What does the new amendment mean to businesses?

For businesses in profile classes 05-08, capacity charges will always have formed an integral part of overall power costs. However, the move to half hourly billing will create a need for much greater awareness of how these charges work.

Thanks to the amended P272 terms, businesses who are set to move to half hourly settlement of their accounts now have a 12 month grace period after transition in which to agree an appropriate Maximum Import Capacity (MIC) with their Distribution Network Operator (DNO). As MIC data does not currently exist for many of the affected business customers, this additional flexibility will protect customers in three ways:

  1. It will ensure that customers are not charged standard capacity charges for an MIC which is actually in excess of their required capacity.
  2. It will ensure that they do not incur costs from ‘excess capacity charges’ if the MIC set by their supplier is too low for their needs.
  3. It will protect customers from loss of capacity rights at a site, which could occur if a default MIC is applied that is lower than one agreed previously which they wish to retain.   

What action should businesses take now?

There are two important messages for those businesses who are being migrated to HH billing, and who may have already received correspondence from their supplier regarding capacity charges:

    1. Don’t agree to an MIC charge with your DNO when you switch to HH settlement
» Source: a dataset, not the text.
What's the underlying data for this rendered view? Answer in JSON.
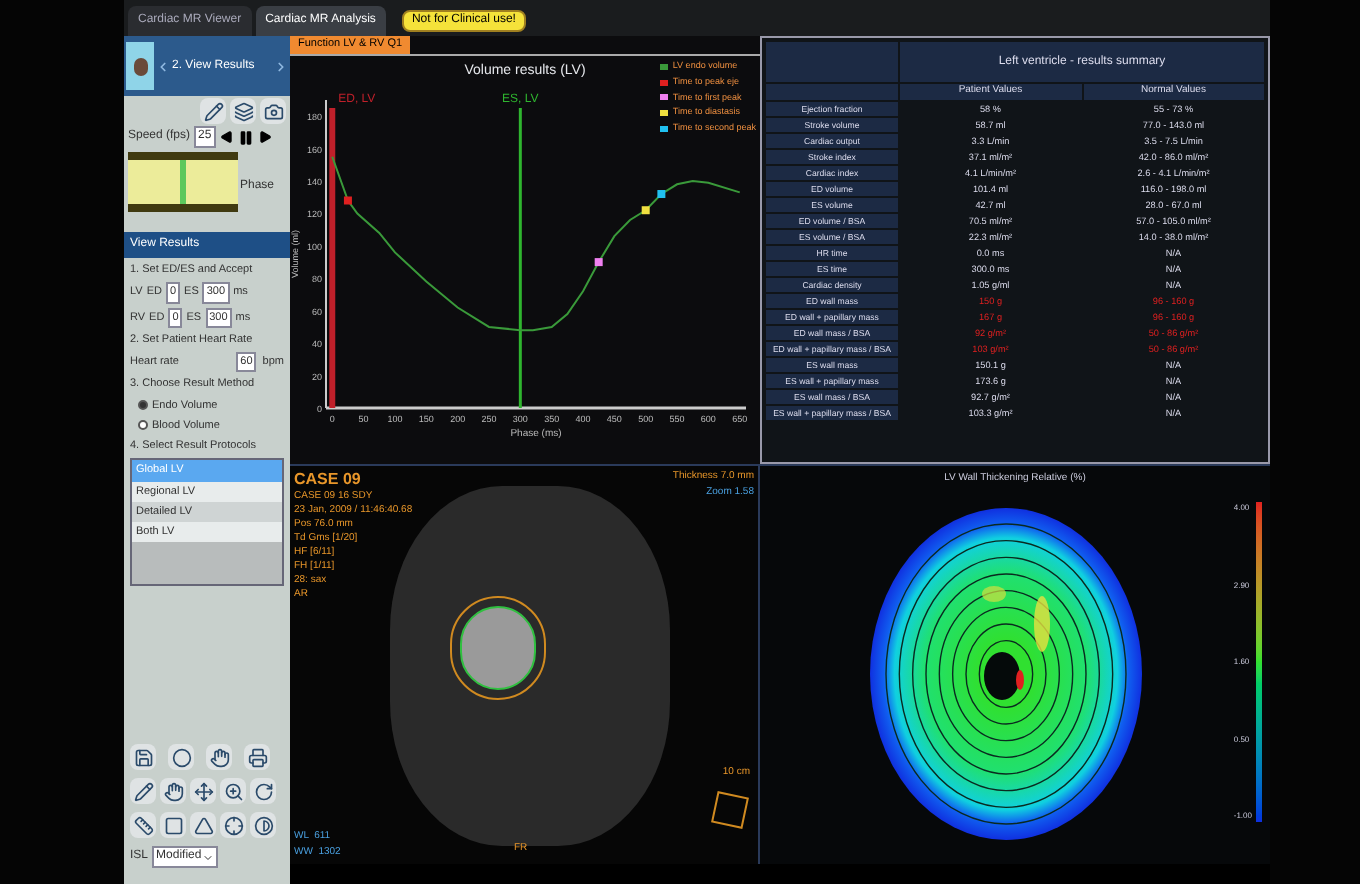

Ordinarily, MICs are agreed with the DNO as part of a connection agreement. However, DCP248 can only protect those businesses who have NOT already agreed an MIC value with their DNO. Under the new terms, those businesses who do not agree a value upon migration will have one temporarily applied by their DNO in accordance with the operator’s individual approach; which may involve the application of Maximum Demand (MD) data, or historic MIC data for the site. If appropriate, this temporary value can then be reduced within the 12 months following change of measurement class, and reductions applied retrospectively.

    2. Be ready to interrogate your capacity charges once 12 months has passed

The move to half hourly settlement will provide real insight into energy usage and efficiency; also allowing for the gathering of accurate capacity data. This new wealth of data isn’t just for the suppliers – savvy businesses will be ready to interrogate the new MIC values which their supplier suggests after the new 12 month grace period, to be sure that they don’t incur any unnecessary costs on their energy bill. Businesses who are unsure how to go about analysing their capacity data, or who need impartial advice on what an appropriate MIC value would be for their sites, may benefit from seeking further advice before signing up to a new connection agreement.

If you are unsure how to respond to correspondence from your supplier in the light of this new amendment to P272 legislation, help is available.